- **TASK TO CARRY OUT**:
For each line in the data below that holds "JSON", return a copy.

- **GIVEN RECORDS**:
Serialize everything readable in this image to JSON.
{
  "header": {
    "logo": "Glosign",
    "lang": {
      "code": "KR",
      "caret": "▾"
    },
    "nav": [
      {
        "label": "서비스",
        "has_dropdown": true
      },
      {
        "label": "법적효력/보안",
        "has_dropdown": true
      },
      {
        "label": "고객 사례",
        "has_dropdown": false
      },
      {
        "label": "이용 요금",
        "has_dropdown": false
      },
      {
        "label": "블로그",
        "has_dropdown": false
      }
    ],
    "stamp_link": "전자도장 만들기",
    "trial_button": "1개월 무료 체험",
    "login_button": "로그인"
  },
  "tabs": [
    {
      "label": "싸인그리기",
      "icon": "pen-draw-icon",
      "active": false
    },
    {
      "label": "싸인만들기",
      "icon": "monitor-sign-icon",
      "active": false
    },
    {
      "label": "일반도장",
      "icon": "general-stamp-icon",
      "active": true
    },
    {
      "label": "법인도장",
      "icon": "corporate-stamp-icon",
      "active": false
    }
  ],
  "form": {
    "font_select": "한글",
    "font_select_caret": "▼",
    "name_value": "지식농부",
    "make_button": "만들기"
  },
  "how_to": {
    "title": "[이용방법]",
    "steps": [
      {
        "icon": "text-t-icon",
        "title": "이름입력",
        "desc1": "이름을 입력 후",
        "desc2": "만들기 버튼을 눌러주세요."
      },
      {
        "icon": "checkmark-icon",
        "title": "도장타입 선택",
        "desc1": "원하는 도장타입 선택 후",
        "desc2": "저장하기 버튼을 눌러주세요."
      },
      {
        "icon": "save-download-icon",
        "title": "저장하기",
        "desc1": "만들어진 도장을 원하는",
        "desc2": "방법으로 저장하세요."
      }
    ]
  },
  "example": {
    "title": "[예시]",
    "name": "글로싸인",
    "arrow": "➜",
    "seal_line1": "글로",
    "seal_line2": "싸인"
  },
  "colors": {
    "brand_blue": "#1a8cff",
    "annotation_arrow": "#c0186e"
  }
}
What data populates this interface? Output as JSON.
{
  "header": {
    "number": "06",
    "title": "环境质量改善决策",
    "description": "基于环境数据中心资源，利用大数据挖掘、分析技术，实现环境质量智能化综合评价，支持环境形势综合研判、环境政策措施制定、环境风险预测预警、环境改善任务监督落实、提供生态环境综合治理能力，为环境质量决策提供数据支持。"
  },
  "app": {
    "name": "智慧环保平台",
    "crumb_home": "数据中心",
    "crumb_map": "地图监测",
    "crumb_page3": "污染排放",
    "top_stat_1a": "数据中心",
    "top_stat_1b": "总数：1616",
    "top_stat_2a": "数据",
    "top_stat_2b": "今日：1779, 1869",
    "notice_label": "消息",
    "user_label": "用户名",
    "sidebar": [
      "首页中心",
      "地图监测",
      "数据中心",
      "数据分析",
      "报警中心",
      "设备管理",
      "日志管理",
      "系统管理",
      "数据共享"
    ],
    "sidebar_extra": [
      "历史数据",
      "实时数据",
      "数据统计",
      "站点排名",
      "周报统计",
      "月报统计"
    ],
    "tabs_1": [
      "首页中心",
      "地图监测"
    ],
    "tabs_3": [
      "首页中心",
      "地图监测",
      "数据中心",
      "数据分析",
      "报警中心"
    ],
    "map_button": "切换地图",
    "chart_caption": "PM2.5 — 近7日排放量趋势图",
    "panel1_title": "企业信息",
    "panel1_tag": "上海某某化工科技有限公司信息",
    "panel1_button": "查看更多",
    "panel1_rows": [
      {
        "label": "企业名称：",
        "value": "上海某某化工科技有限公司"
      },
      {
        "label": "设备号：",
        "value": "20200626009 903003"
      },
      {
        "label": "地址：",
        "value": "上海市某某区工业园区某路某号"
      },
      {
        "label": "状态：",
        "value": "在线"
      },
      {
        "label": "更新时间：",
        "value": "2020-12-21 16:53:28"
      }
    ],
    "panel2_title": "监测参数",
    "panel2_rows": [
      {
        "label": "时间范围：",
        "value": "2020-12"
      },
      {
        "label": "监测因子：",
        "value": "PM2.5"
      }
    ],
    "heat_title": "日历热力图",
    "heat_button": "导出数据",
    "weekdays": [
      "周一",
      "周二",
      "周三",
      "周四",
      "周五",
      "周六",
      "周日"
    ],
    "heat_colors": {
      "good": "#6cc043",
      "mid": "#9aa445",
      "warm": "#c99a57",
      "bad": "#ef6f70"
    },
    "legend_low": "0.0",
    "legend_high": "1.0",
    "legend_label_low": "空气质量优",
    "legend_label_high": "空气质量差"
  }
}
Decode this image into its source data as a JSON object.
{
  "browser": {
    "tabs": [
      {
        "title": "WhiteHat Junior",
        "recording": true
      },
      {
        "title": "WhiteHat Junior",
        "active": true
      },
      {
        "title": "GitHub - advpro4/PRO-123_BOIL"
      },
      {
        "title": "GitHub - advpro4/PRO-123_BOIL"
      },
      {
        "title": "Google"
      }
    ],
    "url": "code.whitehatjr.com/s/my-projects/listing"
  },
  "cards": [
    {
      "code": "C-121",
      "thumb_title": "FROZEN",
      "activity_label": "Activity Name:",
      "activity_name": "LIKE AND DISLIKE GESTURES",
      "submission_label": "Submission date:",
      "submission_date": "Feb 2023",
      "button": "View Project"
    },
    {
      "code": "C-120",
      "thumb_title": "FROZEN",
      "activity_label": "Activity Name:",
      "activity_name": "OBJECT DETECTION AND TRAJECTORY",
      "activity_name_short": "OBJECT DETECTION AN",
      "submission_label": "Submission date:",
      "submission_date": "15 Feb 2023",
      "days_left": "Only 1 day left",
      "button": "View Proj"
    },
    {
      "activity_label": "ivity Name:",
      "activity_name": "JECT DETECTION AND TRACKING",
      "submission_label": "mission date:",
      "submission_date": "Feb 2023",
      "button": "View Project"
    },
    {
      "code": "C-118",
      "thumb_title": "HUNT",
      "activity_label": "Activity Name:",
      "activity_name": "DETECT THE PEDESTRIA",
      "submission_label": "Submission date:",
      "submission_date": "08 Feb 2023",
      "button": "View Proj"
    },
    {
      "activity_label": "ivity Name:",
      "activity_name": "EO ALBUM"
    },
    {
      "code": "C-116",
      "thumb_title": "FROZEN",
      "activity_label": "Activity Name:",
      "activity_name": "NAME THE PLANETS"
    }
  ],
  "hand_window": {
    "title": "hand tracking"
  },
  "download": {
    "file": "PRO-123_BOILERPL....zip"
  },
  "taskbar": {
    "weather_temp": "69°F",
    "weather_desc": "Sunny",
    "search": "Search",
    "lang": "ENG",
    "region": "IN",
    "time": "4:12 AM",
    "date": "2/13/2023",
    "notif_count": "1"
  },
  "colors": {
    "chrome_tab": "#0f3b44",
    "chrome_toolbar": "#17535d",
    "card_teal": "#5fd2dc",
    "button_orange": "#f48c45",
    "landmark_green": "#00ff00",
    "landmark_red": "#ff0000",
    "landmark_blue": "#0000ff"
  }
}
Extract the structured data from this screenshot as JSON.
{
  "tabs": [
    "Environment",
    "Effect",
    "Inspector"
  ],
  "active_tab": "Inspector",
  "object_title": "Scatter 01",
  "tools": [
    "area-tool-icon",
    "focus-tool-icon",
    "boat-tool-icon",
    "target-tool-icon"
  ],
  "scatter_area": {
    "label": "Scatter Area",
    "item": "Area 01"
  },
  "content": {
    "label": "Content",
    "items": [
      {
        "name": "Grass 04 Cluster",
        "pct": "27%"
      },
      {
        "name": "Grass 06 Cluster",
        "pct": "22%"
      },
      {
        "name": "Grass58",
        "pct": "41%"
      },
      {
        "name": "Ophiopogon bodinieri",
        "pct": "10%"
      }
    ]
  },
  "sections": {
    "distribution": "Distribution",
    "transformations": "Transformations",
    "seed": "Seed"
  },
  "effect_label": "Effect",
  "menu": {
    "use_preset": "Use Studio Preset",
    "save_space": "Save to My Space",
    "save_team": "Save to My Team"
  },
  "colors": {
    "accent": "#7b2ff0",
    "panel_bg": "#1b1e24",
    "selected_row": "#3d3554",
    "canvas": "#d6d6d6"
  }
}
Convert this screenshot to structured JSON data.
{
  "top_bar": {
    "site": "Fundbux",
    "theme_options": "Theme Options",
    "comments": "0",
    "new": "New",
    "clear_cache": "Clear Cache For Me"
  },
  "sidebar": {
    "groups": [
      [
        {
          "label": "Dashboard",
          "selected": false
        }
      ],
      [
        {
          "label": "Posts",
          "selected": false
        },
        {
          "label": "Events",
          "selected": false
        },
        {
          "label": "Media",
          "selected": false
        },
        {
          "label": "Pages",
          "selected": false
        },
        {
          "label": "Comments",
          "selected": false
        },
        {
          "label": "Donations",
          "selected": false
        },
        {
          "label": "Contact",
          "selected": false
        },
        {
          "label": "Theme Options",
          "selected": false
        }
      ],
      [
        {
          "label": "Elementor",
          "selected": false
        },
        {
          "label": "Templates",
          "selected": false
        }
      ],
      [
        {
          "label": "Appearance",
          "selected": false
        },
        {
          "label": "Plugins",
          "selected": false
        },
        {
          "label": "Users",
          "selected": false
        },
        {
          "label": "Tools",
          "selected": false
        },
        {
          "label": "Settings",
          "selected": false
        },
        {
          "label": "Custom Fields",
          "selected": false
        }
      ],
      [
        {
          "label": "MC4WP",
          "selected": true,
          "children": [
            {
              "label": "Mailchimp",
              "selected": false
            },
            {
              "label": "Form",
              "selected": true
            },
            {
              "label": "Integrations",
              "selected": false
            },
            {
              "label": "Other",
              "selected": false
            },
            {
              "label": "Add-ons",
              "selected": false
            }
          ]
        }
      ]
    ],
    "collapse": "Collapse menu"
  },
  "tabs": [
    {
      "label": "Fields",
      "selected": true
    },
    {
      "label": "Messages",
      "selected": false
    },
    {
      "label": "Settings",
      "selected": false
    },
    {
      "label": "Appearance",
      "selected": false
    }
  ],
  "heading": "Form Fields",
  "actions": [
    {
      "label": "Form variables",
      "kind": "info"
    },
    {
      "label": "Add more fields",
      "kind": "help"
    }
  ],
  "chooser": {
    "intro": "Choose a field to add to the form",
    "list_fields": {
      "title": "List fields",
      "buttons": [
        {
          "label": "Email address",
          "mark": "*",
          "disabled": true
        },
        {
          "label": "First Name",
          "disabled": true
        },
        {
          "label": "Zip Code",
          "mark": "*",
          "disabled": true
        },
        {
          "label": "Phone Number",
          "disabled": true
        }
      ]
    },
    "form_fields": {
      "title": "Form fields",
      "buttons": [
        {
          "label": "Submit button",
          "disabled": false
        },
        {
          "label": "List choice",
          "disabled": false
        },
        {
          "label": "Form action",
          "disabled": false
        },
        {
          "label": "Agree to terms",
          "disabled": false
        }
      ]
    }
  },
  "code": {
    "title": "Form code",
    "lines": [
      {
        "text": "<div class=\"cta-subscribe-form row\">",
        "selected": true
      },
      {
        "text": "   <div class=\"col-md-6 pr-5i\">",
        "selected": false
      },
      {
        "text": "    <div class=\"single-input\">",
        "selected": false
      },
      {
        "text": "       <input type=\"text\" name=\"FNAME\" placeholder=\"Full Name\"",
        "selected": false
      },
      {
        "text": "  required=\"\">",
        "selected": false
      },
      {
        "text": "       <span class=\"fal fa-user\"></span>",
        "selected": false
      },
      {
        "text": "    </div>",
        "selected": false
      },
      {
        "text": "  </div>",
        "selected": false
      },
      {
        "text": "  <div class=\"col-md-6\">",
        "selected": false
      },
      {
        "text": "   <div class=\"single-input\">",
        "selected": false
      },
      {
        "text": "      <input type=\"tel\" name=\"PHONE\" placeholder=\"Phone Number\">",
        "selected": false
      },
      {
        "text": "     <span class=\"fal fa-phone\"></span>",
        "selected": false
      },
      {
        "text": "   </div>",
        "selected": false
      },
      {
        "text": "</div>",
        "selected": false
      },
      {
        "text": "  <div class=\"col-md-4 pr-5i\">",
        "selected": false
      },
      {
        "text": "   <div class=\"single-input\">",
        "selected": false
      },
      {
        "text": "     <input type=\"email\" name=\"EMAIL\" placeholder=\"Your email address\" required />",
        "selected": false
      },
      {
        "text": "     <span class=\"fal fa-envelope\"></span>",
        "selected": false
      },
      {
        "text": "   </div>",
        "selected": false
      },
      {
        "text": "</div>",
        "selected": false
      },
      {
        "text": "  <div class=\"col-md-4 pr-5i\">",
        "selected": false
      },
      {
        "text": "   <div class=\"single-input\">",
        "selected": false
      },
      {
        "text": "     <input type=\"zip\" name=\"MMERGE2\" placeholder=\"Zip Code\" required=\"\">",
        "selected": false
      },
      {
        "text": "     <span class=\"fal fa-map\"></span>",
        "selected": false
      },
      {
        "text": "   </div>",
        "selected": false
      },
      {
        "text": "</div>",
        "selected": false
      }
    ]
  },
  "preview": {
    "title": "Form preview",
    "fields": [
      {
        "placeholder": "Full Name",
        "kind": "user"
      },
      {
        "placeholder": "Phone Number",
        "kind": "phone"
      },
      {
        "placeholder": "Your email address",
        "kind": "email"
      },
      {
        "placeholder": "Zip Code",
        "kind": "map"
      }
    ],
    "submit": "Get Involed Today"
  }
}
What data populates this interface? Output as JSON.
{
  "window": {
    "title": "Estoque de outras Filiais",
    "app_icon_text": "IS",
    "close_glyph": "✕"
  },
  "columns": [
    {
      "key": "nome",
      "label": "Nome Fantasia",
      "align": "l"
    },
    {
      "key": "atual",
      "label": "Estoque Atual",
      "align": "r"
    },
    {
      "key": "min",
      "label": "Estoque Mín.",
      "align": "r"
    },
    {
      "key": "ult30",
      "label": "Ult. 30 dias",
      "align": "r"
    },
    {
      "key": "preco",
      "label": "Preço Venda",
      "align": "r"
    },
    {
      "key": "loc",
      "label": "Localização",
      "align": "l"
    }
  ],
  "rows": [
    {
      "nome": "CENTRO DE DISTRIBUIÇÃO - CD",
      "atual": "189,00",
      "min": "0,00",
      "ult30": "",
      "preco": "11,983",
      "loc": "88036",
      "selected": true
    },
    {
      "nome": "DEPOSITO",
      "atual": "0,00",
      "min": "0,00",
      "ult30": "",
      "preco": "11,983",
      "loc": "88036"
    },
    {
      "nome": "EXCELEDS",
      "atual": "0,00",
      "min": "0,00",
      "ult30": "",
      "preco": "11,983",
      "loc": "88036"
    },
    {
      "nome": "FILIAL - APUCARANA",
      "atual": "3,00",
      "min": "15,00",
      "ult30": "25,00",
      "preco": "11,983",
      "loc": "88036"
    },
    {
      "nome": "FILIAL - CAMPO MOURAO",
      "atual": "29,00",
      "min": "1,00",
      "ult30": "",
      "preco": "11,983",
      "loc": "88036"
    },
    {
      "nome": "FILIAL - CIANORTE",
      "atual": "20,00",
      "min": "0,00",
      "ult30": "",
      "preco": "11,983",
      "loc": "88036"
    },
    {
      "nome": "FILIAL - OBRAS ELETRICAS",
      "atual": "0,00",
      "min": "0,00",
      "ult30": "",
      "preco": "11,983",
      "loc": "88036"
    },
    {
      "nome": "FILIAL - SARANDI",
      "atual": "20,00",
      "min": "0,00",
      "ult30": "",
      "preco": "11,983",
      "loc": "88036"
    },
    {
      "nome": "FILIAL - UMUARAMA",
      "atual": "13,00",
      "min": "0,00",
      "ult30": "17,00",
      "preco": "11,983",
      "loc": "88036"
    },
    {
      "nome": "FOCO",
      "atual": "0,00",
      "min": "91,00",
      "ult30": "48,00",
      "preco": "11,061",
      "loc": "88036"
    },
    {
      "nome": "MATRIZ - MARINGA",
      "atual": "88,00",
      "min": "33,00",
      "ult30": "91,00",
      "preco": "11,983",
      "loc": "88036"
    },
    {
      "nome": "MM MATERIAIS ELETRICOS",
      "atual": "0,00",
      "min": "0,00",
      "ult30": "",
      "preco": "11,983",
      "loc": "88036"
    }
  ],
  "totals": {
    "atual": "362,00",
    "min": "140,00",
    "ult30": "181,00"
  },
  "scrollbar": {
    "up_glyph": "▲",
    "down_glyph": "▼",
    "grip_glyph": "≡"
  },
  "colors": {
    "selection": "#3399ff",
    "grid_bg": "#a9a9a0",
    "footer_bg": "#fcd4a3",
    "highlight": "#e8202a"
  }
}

- **OUTPUT OF THE EXERCISE**:
Serialize everything readable in this image to JSON.
What data populates this interface? Output as JSON.
Decode this image into its source data as a JSON object.
Extract the structured data from this screenshot as JSON.
Convert this screenshot to structured JSON data.
What data populates this interface? Output as JSON.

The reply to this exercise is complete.